(Component data from apps and pages)

━━━━━━

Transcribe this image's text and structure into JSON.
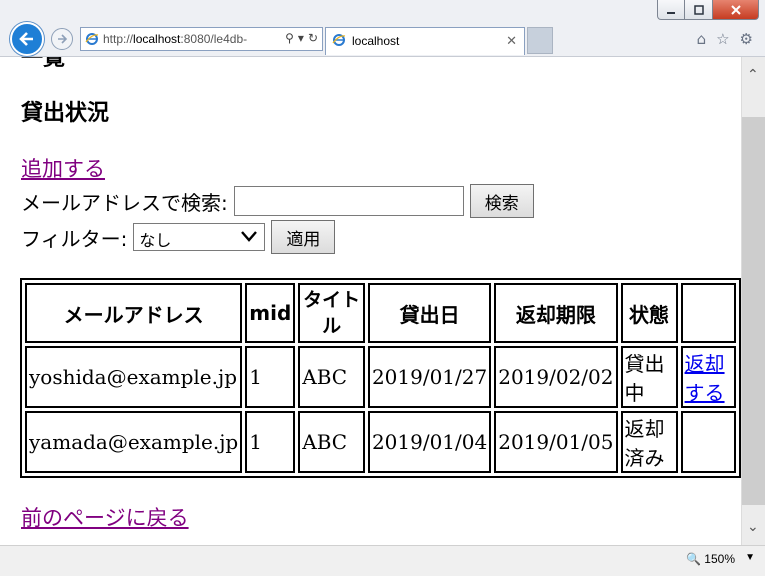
{
  "browser": {
    "url_prefix": "http://",
    "url_host": "localhost",
    "url_rest": ":8080/le4db-",
    "tab_title": "localhost",
    "zoom": "150%"
  },
  "page": {
    "cut_heading": "一覧",
    "heading": "貸出状況",
    "add_link": "追加する",
    "search_label": "メールアドレスで検索:",
    "search_value": "",
    "search_button": "検索",
    "filter_label": "フィルター:",
    "filter_selected": "なし",
    "apply_button": "適用",
    "back_link": "前のページに戻る"
  },
  "table": {
    "headers": [
      "メールアドレス",
      "mid",
      "タイトル",
      "貸出日",
      "返却期限",
      "状態"
    ],
    "rows": [
      {
        "email": "yoshida@example.jp",
        "mid": "1",
        "title": "ABC",
        "loan_date": "2019/01/27",
        "due_date": "2019/02/02",
        "status": "貸出中",
        "action": "返却する"
      },
      {
        "email": "yamada@example.jp",
        "mid": "1",
        "title": "ABC",
        "loan_date": "2019/01/04",
        "due_date": "2019/01/05",
        "status": "返却済み",
        "action": ""
      }
    ]
  }
}
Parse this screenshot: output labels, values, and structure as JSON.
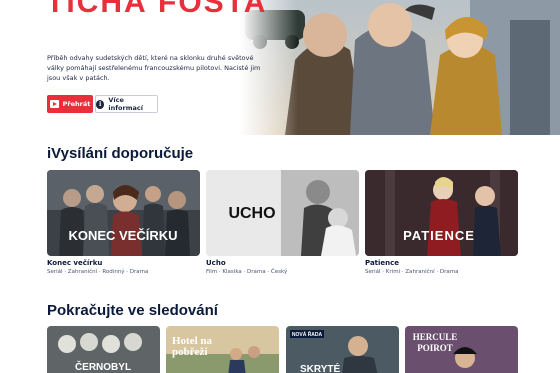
{
  "hero": {
    "title": "TICHÁ FOSTA",
    "description": "Příběh odvahy sudetských dětí, které na sklonku druhé světové války pomáhají sestřelenému francouzskému pilotovi. Nacisté jim jsou však v patách.",
    "play_label": "Přehrát",
    "info_label": "Více informací"
  },
  "section_recommended": {
    "title": "iVysílání doporučuje",
    "cards": [
      {
        "name": "Konec večírku",
        "meta": "Seriál · Zahraniční · Rodinný · Drama",
        "poster_text": "KONEC VEČÍRKU"
      },
      {
        "name": "Ucho",
        "meta": "Film · Klasika · Drama · Český",
        "poster_text": "UCHO"
      },
      {
        "name": "Patience",
        "meta": "Seriál · Krimi · Zahraniční · Drama",
        "poster_text": "PATIENCE"
      }
    ]
  },
  "section_continue": {
    "title": "Pokračujte ve sledování",
    "cards": [
      {
        "poster_text": "ČERNOBYL"
      },
      {
        "poster_text": "Hotel na pobřeží"
      },
      {
        "poster_text": "SKRYTÉ",
        "badge": "NOVÁ ŘADA"
      },
      {
        "poster_text": "HERCULE POIROT"
      }
    ]
  },
  "colors": {
    "accent": "#e8303b",
    "heading": "#0b1a3a"
  }
}
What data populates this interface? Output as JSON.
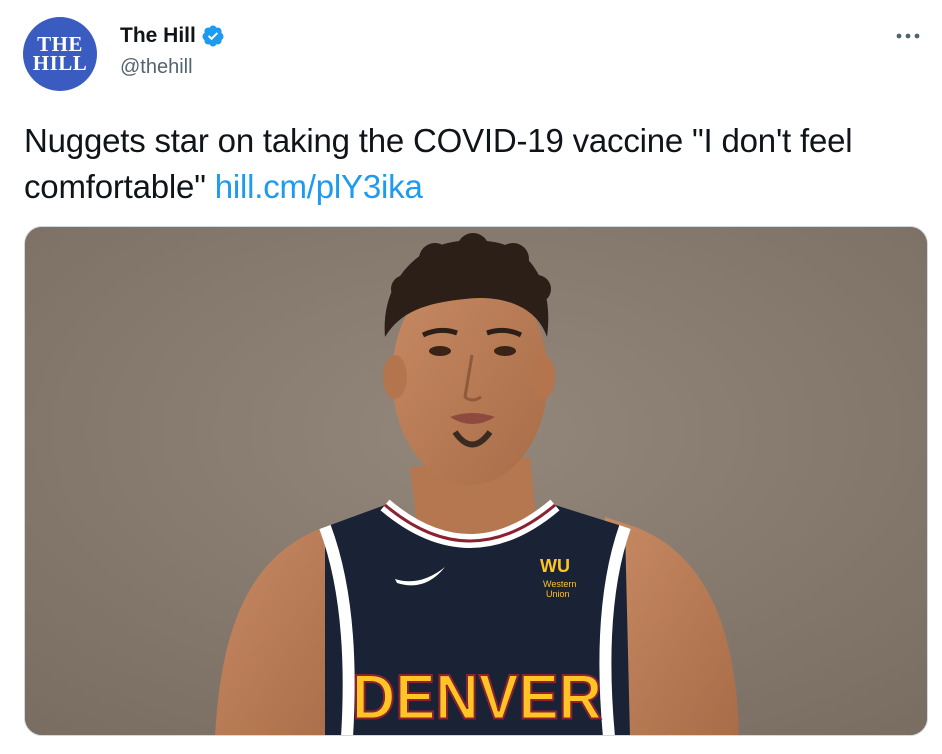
{
  "tweet": {
    "author": {
      "avatar_line1": "THE",
      "avatar_line2": "HILL",
      "display_name": "The Hill",
      "handle": "@thehill",
      "verified": true
    },
    "more_label": "•••",
    "text": "Nuggets star on taking the COVID-19 vaccine \"I don't feel comfortable\" ",
    "link_text": "hill.cm/plY3ika",
    "media": {
      "alt": "Basketball player in Denver Nuggets jersey",
      "jersey_text": "DENVER",
      "sponsor_logo": "WU",
      "sponsor_name_line1": "Western",
      "sponsor_name_line2": "Union"
    }
  },
  "colors": {
    "text": "#0f1419",
    "secondary": "#536471",
    "link": "#1d9bf0",
    "verified": "#1d9bf0",
    "avatar_bg": "#3a5bbf",
    "photo_bg": "#867a6f",
    "jersey_navy": "#1a2236",
    "jersey_yellow": "#fec524"
  }
}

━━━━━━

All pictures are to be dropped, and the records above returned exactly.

Written response ::
Transcribe this image's text and structure into JSON.
{
  "browser": {
    "url_prefix": "http://",
    "url_host": "localhost",
    "url_rest": ":8080/le4db-",
    "tab_title": "localhost",
    "zoom": "150%"
  },
  "page": {
    "cut_heading": "一覧",
    "heading": "貸出状況",
    "add_link": "追加する",
    "search_label": "メールアドレスで検索:",
    "search_value": "",
    "search_button": "検索",
    "filter_label": "フィルター:",
    "filter_selected": "なし",
    "apply_button": "適用",
    "back_link": "前のページに戻る"
  },
  "table": {
    "headers": [
      "メールアドレス",
      "mid",
      "タイトル",
      "貸出日",
      "返却期限",
      "状態"
    ],
    "rows": [
      {
        "email": "yoshida@example.jp",
        "mid": "1",
        "title": "ABC",
        "loan_date": "2019/01/27",
        "due_date": "2019/02/02",
        "status": "貸出中",
        "action": "返却する"
      },
      {
        "email": "yamada@example.jp",
        "mid": "1",
        "title": "ABC",
        "loan_date": "2019/01/04",
        "due_date": "2019/01/05",
        "status": "返却済み",
        "action": ""
      }
    ]
  }
}
Parse this screenshot: output labels, values, and structure as JSON.
{
  "hero": {
    "title": "TICHÁ FOSTA",
    "description": "Příběh odvahy sudetských dětí, které na sklonku druhé světové války pomáhají sestřelenému francouzskému pilotovi. Nacisté jim jsou však v patách.",
    "play_label": "Přehrát",
    "info_label": "Více informací"
  },
  "section_recommended": {
    "title": "iVysílání doporučuje",
    "cards": [
      {
        "name": "Konec večírku",
        "meta": "Seriál · Zahraniční · Rodinný · Drama",
        "poster_text": "KONEC VEČÍRKU"
      },
      {
        "name": "Ucho",
        "meta": "Film · Klasika · Drama · Český",
        "poster_text": "UCHO"
      },
      {
        "name": "Patience",
        "meta": "Seriál · Krimi · Zahraniční · Drama",
        "poster_text": "PATIENCE"
      }
    ]
  },
  "section_continue": {
    "title": "Pokračujte ve sledování",
    "cards": [
      {
        "poster_text": "ČERNOBYL"
      },
      {
        "poster_text": "Hotel na pobřeží"
      },
      {
        "poster_text": "SKRYTÉ",
        "badge": "NOVÁ ŘADA"
      },
      {
        "poster_text": "HERCULE POIROT"
      }
    ]
  },
  "colors": {
    "accent": "#e8303b",
    "heading": "#0b1a3a"
  }
}
What data populates this interface? Output as JSON.
{
  "tweet": {
    "author": {
      "avatar_line1": "THE",
      "avatar_line2": "HILL",
      "display_name": "The Hill",
      "handle": "@thehill",
      "verified": true
    },
    "more_label": "•••",
    "text": "Nuggets star on taking the COVID-19 vaccine \"I don't feel comfortable\" ",
    "link_text": "hill.cm/plY3ika",
    "media": {
      "alt": "Basketball player in Denver Nuggets jersey",
      "jersey_text": "DENVER",
      "sponsor_logo": "WU",
      "sponsor_name_line1": "Western",
      "sponsor_name_line2": "Union"
    }
  },
  "colors": {
    "text": "#0f1419",
    "secondary": "#536471",
    "link": "#1d9bf0",
    "verified": "#1d9bf0",
    "avatar_bg": "#3a5bbf",
    "photo_bg": "#867a6f",
    "jersey_navy": "#1a2236",
    "jersey_yellow": "#fec524"
  }
}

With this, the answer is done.